Header P4 (later renamed JP1) is a block of header pins with 2 rows of 8 pins. These are the 8 address select jumpers and are labelled with their bit numbers.
The module responds to output addresses matching the address set with these jumpers. When a jumper shunt is fitted, that bit must be a 1 (high voltage). When the shunt is not fitted, that bit must be a 0 (low voltage).
If, for example, you wish to set the module to address 32 decimal, which is hexadecimal 20 or binary 00100000, then fit a single jumper shunt to bit 5.
The least significant address bit (bit 0) does not do anything with this design, but has been included as a place holder for consistency with other modules. You may wish to cut off the pins for bit 0 as a reminder that bit 0 is not used.
You are now ready to give it a try.
Connect the digital output module (SC135) to an RC2014 or compatible system and power up.
If your system has a working power on reset then none of the module’s outputs should be on. If your system usually needs a manual reset then reset it now and check all the module’s outputs are turned off.
If any of the outputs are turned on at reset, check for a problem around IC U2.
The outputs can be tested from BASIC or from the Small Computer Monitor.
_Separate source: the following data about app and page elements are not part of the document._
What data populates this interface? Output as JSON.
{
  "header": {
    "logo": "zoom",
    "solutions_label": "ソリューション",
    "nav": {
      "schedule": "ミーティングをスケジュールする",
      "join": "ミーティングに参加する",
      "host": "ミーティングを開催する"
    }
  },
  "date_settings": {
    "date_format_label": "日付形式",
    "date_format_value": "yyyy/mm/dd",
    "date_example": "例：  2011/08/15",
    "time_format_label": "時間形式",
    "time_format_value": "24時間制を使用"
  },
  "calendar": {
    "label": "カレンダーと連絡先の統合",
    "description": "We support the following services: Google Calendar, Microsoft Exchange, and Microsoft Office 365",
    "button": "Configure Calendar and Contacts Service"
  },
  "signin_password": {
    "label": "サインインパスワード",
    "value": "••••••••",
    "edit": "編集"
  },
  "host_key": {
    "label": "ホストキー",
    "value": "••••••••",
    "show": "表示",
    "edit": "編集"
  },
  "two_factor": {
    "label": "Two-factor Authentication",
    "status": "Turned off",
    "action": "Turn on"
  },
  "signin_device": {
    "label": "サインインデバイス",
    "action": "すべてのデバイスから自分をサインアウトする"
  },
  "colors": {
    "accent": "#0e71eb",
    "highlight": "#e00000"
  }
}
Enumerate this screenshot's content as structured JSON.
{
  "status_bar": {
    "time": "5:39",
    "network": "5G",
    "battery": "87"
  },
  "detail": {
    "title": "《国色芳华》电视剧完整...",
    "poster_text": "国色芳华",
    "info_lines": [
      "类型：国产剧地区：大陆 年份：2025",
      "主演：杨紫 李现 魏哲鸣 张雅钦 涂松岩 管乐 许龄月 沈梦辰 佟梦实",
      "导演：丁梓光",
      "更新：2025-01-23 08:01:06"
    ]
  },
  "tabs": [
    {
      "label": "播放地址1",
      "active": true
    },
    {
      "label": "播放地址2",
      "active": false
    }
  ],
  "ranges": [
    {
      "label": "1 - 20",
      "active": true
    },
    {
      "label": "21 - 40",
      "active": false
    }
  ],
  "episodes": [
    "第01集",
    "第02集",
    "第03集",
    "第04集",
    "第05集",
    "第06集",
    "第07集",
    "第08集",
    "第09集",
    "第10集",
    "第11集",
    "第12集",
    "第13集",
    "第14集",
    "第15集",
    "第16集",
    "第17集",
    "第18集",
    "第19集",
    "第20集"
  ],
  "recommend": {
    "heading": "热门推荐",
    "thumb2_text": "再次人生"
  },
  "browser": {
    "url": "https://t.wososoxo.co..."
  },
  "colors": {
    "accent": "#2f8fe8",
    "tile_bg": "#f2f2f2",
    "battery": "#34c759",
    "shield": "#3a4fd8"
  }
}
With the module’s address set to zero (no jumper shunts fitted) the output port can be written to with the following commands.
OUT 0, 1
Where ‘1’ is the required decimal value to be written to the output port.
O 0 1
Where ‘1’ is the required hexadecimal value to be written to the output port.
Note: That’s the letter “O” and the numbers zero and one.
The SC135 User Guide can be found here.
Other information about SC135 can be found here.